Scott G Winterton, Deseret News
Utah Utes wide receiver Dres Anderson fumbles the ball as he is smashed by Washington Huskies defensive tackle Lawrence Lagafuaina, Washington Huskies safety Justin Glenn, and Washington Huskies cornerback Desmond Trufant.

SALT LAKE CITY — In its last game, two weeks earlier in Provo, the Utah football team cruised to an easy victory thanks to a boatload of turnovers and came into its home Pac-12 opener ranked third in the country in turnover margin.

So what did the Utes do Saturday against Washington?

They served up a plateful of turnovers to their visitors, turning their first-ever Pac-12 game at Rice-Eccles Stadium into a rout for the visiting Huskies.

Sure you could say the Utes were let down by the injury to Jordan Wynn, the inability to run the ball and a porous defense in the second half. But if you ask coach Kyle Whittingham, he points to turnovers as the main factor in the loss.

"We say over and over and over, the most important stat in football other than the final score is the turnover margin," Whittingham said. "Five turnovers — you can't do that. We're minus-4 against a quality team and that's not going to work.

It took the Utes about five seconds to hand the ball over to the Huskies as Ryan Lacy fumbled while being tackled on the opening kickoff, gift-wrapping a touchdown for the Huskies as Jamaal Kearse picked up the loose ball ran it in from 18 yards.
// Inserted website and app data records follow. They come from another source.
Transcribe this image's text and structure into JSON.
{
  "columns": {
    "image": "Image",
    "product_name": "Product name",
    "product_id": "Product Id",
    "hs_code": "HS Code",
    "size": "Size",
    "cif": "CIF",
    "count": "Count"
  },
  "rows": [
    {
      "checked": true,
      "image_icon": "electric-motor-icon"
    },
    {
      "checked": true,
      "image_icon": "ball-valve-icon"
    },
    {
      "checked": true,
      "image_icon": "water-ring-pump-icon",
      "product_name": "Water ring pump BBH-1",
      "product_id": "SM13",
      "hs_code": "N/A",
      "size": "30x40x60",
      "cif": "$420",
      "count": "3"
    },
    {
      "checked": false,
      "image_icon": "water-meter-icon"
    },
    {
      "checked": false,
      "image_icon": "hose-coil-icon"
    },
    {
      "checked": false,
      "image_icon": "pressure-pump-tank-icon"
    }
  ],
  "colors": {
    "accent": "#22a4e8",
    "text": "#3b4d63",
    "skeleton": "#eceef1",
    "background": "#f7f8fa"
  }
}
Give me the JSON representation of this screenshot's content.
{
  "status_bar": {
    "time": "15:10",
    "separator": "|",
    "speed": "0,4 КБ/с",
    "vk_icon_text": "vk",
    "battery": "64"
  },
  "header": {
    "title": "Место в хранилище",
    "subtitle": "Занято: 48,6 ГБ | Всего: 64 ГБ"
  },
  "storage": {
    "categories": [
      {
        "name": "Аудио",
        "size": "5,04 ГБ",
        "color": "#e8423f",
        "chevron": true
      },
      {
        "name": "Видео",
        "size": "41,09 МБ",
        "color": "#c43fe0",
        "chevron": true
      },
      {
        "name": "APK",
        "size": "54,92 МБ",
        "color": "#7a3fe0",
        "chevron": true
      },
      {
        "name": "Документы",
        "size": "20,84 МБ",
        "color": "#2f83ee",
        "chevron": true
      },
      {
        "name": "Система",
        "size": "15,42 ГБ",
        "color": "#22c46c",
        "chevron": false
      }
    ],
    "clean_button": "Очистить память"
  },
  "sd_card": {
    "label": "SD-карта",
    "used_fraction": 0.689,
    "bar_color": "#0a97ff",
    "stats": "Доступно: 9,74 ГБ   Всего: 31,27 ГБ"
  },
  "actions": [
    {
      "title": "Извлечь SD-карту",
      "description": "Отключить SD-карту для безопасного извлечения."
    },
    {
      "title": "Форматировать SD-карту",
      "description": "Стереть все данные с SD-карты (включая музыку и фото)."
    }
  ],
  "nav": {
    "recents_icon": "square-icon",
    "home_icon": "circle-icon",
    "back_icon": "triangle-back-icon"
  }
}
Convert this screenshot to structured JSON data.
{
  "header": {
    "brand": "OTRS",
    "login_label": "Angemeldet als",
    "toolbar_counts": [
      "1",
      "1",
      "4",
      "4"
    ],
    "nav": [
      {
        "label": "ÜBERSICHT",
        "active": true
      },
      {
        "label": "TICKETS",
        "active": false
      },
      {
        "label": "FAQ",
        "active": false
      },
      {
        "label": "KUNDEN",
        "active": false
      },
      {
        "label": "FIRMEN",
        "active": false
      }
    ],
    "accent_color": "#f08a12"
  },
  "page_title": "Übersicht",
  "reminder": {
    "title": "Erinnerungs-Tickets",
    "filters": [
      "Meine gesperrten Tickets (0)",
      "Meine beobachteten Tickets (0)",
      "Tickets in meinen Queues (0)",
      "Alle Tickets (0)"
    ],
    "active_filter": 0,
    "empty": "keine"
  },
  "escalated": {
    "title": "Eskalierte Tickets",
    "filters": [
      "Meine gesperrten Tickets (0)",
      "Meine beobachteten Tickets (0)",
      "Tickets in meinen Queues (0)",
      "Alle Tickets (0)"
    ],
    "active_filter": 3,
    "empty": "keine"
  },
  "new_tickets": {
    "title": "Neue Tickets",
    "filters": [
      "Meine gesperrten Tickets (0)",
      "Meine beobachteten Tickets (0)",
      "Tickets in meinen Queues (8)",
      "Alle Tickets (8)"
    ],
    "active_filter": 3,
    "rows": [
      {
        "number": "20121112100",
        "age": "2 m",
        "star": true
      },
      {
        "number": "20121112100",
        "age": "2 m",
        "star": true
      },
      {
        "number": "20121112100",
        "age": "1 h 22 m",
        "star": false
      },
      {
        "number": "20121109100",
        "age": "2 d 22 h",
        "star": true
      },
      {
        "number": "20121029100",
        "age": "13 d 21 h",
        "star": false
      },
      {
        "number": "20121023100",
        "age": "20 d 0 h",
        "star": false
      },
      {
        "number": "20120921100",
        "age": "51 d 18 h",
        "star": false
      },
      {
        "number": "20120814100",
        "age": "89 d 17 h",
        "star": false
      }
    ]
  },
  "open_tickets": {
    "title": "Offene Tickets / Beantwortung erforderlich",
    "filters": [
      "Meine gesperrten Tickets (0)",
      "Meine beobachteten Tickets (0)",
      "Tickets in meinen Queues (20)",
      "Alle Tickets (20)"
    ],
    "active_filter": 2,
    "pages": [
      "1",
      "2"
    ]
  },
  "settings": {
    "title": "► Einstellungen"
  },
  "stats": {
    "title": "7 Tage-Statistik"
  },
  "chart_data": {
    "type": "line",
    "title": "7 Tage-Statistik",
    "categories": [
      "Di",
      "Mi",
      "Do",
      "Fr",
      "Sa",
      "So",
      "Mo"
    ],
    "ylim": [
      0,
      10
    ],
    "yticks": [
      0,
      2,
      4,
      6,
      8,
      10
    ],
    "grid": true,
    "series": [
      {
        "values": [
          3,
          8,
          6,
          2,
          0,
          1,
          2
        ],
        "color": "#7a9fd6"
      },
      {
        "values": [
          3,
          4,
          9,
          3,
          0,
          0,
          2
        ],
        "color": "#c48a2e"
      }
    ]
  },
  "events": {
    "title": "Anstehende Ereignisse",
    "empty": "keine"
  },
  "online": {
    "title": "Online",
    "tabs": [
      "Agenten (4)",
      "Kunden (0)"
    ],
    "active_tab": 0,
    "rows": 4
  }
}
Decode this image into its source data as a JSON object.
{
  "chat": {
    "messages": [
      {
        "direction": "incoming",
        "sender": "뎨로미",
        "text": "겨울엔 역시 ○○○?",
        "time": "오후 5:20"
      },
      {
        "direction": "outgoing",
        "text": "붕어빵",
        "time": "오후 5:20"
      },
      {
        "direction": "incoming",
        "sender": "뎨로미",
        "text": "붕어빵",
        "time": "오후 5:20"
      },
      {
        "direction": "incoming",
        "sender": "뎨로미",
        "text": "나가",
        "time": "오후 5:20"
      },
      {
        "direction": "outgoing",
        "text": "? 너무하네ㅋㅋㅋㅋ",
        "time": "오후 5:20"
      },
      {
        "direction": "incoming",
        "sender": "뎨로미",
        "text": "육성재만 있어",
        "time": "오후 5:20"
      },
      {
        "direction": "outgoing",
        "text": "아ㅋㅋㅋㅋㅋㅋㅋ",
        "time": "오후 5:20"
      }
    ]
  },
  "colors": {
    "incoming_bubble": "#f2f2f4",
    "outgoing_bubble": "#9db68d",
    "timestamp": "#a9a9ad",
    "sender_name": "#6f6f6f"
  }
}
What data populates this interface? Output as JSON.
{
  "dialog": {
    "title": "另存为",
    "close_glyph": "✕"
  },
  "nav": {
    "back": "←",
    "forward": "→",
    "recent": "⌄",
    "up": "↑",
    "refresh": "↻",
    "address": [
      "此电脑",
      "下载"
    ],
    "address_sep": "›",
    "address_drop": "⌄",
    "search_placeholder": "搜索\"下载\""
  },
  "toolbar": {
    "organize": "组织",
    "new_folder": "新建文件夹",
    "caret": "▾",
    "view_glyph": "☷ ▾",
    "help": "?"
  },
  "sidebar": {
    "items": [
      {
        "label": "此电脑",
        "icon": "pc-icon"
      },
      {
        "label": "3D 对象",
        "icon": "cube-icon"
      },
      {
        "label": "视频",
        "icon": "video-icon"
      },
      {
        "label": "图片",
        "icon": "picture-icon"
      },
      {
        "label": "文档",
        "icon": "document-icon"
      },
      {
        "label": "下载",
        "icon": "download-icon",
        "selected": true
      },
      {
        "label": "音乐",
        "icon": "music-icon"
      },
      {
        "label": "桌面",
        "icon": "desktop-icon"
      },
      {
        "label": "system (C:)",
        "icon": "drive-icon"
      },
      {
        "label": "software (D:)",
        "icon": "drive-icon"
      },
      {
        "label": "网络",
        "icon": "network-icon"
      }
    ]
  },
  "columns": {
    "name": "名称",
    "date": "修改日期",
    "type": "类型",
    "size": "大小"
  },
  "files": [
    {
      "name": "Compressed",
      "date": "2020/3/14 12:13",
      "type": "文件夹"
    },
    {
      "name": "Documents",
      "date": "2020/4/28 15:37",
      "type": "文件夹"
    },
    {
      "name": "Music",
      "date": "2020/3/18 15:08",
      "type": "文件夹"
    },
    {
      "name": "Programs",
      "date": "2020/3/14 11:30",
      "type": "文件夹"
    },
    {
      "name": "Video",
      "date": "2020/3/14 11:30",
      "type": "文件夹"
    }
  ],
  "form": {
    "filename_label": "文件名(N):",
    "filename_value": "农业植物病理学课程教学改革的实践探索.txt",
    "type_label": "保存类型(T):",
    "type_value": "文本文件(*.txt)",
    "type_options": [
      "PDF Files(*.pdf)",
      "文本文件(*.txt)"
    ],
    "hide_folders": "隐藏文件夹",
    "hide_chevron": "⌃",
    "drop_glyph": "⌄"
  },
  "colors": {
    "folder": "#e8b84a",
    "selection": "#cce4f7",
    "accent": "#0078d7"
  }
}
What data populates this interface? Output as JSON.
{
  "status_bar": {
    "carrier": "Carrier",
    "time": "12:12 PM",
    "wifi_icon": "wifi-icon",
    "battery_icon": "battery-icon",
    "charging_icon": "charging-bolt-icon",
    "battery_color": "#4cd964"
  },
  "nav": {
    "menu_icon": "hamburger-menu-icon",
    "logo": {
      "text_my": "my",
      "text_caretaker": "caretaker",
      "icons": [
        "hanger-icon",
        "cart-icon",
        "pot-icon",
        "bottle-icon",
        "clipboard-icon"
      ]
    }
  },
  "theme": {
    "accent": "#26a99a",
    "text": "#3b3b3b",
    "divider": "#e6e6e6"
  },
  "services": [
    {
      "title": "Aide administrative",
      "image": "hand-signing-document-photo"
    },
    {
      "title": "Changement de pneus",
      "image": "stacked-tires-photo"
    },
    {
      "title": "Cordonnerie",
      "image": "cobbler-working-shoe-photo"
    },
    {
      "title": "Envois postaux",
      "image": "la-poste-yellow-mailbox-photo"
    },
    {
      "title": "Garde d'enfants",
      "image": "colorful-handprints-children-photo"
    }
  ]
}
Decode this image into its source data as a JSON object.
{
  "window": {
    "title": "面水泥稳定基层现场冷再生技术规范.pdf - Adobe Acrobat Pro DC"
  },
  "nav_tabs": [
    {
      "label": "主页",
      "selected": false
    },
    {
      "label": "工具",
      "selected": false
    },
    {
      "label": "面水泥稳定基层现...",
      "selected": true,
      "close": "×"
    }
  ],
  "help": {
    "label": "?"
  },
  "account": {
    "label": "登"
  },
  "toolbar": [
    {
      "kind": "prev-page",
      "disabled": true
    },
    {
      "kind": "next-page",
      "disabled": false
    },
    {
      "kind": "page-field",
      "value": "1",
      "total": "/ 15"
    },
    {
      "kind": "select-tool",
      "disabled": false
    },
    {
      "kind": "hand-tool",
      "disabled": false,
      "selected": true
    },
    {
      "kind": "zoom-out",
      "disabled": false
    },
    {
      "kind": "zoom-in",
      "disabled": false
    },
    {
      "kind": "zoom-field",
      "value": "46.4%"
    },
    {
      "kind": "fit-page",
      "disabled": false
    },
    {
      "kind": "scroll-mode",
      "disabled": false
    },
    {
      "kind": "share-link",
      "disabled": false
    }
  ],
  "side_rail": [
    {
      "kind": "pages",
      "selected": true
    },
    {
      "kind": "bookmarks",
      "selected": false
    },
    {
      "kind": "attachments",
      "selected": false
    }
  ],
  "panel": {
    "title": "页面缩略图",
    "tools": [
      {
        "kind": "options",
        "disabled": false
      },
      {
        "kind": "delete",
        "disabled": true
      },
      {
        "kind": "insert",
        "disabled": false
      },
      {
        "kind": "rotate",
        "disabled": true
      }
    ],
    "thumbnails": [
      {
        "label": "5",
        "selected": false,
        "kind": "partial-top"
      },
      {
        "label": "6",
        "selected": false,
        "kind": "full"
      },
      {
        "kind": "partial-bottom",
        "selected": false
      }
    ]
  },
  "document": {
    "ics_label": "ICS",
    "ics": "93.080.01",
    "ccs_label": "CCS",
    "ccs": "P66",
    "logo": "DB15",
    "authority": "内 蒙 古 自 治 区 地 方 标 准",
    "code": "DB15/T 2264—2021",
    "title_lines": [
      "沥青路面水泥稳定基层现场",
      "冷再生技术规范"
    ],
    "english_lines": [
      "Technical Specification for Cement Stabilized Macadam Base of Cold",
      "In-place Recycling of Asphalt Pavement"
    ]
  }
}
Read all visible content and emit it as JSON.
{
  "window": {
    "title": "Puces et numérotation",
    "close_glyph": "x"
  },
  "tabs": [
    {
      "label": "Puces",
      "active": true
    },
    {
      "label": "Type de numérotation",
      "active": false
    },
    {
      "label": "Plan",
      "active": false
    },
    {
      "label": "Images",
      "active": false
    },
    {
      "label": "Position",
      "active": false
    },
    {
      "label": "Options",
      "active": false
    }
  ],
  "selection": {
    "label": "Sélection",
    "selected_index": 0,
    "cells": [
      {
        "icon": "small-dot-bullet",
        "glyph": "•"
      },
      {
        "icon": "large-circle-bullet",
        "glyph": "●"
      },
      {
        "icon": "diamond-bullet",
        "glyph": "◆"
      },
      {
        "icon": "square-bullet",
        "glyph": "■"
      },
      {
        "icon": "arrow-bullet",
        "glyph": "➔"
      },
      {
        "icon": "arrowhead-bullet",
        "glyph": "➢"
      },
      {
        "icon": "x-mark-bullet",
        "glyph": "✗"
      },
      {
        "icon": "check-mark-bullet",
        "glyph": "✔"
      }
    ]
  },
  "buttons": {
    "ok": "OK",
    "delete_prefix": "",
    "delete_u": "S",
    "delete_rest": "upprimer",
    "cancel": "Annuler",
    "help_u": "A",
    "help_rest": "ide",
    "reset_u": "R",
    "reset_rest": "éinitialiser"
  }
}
"We started the game off in the worst possible scenario, fumbling the opening kickoff," Whittingham said.

While that had to be deflating to the Utes, they still came back to tie the score at 7-7 and had a couple of chances to go ahead.

However, the Utes twice lost the ball inside the 10-yard line in the second quarter when they had a chance to take the lead, first on a poorly thrown pass by Wynn that Sean Parker picked off at the 4-yard line. Then six minutes later, freshman receiver Dres Anderson fumbled after catching a pass at the 6-yard line. If the Utes scored there, it could have been 21-7 and a different ballgame.

"We moved the ball well in the first half, we just didn't have points to show for it and scoring points is the name of the game," said Whittingham. "Taking care of the football is job one and we didn't do that tonight."

Despite three first-half turnovers, the Utes were only down 10-7 at halftime, but backup quarterback Jon Hays had two turnovers in the second half as the game got away from the Utes.

The first came on a long pass on Utah's second possession of the second half when Washington's Gregory Ducre made a nice play on the sideline at the UW 48-yard line. Then later, after a 63-yard Hays-to-DeVonte Christopher pass put the Utes at the UW 17, a flustered Hays tried to pass while getting sacked and coughed up the football.

"I made some key mistakes," said Hays. "I just have to prepare better during the week and execute better when I have an opportunity."

Whittingham has no answer to how a team can take seven turnovers one game and then give up five the next.

"Turnovers are a funny deal," he said. "It's tough to make rhyme or reason out of them sometimes."

They just weren't funny to the Utes Saturday night.